***** Data extracts

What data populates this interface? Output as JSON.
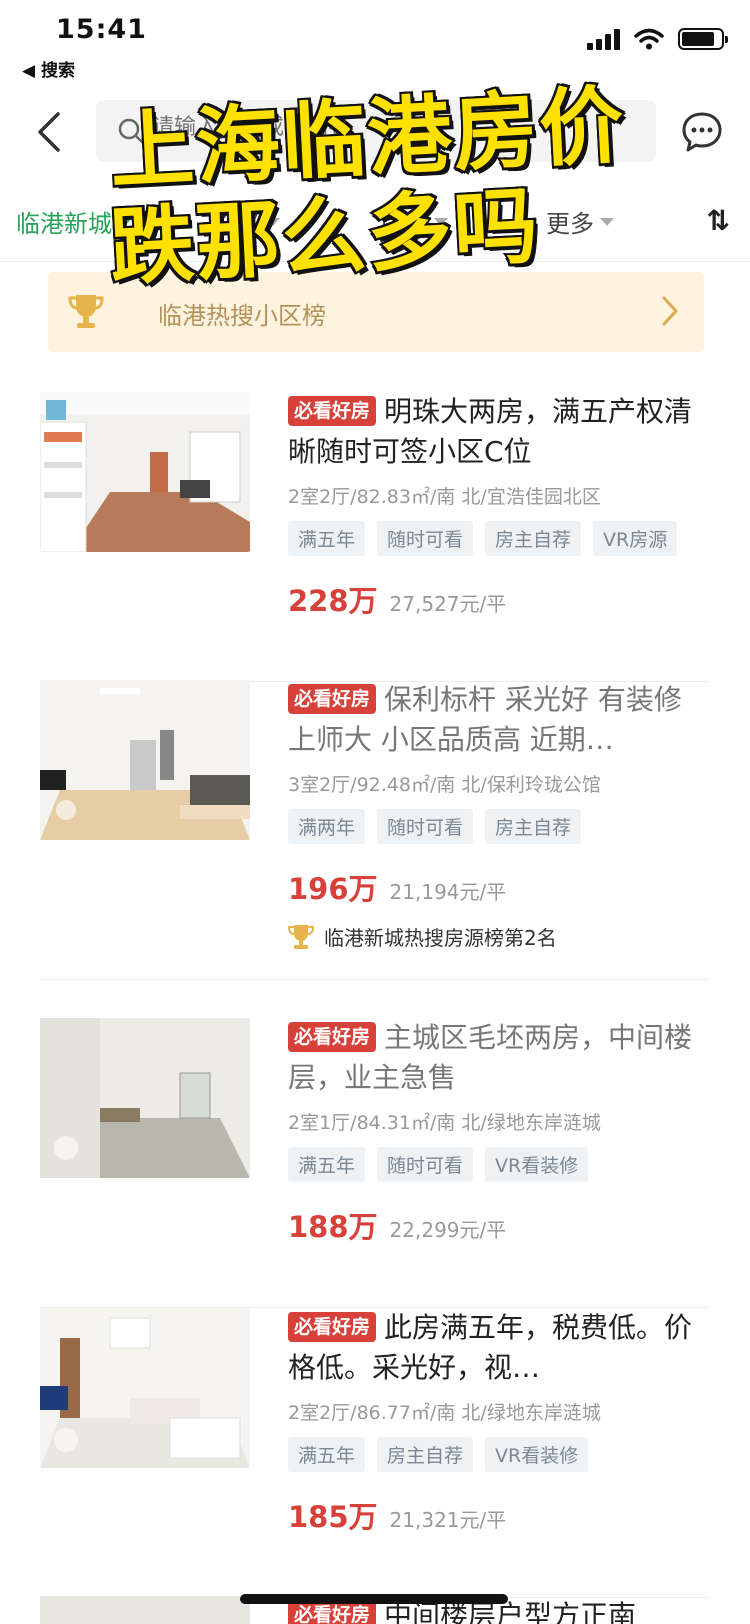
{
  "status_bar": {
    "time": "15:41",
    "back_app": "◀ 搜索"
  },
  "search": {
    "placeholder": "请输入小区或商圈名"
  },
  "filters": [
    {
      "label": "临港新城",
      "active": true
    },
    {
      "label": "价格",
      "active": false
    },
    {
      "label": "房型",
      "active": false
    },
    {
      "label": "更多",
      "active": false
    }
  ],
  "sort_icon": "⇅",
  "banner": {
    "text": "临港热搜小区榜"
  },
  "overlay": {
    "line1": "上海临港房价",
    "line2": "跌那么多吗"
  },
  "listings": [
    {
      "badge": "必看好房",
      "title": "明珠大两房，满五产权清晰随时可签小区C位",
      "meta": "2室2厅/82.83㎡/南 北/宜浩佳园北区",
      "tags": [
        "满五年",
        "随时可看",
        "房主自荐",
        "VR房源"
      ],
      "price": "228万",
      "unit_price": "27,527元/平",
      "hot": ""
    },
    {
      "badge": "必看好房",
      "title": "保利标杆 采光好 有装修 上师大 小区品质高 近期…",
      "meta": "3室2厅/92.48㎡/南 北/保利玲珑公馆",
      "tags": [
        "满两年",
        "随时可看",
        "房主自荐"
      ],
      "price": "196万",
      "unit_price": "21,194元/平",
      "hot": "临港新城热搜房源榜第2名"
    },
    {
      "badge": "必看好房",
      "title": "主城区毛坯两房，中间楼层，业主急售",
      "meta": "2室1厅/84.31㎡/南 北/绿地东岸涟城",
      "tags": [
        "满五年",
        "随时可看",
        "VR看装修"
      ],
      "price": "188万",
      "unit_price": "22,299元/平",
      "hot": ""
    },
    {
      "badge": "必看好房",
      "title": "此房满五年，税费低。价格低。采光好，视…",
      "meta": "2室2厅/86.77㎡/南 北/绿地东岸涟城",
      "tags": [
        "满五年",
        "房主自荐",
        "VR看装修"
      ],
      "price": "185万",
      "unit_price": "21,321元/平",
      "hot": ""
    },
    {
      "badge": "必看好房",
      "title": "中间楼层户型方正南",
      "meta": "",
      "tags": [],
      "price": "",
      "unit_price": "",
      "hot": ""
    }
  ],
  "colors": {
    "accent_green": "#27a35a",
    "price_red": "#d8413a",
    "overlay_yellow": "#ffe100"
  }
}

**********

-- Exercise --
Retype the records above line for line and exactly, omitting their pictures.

-- Answer below --
What data populates this interface? Output as JSON.
{
  "status_bar": {
    "time": "15:41",
    "back_app": "◀ 搜索"
  },
  "search": {
    "placeholder": "请输入小区或商圈名"
  },
  "filters": [
    {
      "label": "临港新城",
      "active": true
    },
    {
      "label": "价格",
      "active": false
    },
    {
      "label": "房型",
      "active": false
    },
    {
      "label": "更多",
      "active": false
    }
  ],
  "sort_icon": "⇅",
  "banner": {
    "text": "临港热搜小区榜"
  },
  "overlay": {
    "line1": "上海临港房价",
    "line2": "跌那么多吗"
  },
  "listings": [
    {
      "badge": "必看好房",
      "title": "明珠大两房，满五产权清晰随时可签小区C位",
      "meta": "2室2厅/82.83㎡/南 北/宜浩佳园北区",
      "tags": [
        "满五年",
        "随时可看",
        "房主自荐",
        "VR房源"
      ],
      "price": "228万",
      "unit_price": "27,527元/平",
      "hot": ""
    },
    {
      "badge": "必看好房",
      "title": "保利标杆 采光好 有装修 上师大 小区品质高 近期…",
      "meta": "3室2厅/92.48㎡/南 北/保利玲珑公馆",
      "tags": [
        "满两年",
        "随时可看",
        "房主自荐"
      ],
      "price": "196万",
      "unit_price": "21,194元/平",
      "hot": "临港新城热搜房源榜第2名"
    },
    {
      "badge": "必看好房",
      "title": "主城区毛坯两房，中间楼层，业主急售",
      "meta": "2室1厅/84.31㎡/南 北/绿地东岸涟城",
      "tags": [
        "满五年",
        "随时可看",
        "VR看装修"
      ],
      "price": "188万",
      "unit_price": "22,299元/平",
      "hot": ""
    },
    {
      "badge": "必看好房",
      "title": "此房满五年，税费低。价格低。采光好，视…",
      "meta": "2室2厅/86.77㎡/南 北/绿地东岸涟城",
      "tags": [
        "满五年",
        "房主自荐",
        "VR看装修"
      ],
      "price": "185万",
      "unit_price": "21,321元/平",
      "hot": ""
    },
    {
      "badge": "必看好房",
      "title": "中间楼层户型方正南",
      "meta": "",
      "tags": [],
      "price": "",
      "unit_price": "",
      "hot": ""
    }
  ],
  "colors": {
    "accent_green": "#27a35a",
    "price_red": "#d8413a",
    "overlay_yellow": "#ffe100"
  }
}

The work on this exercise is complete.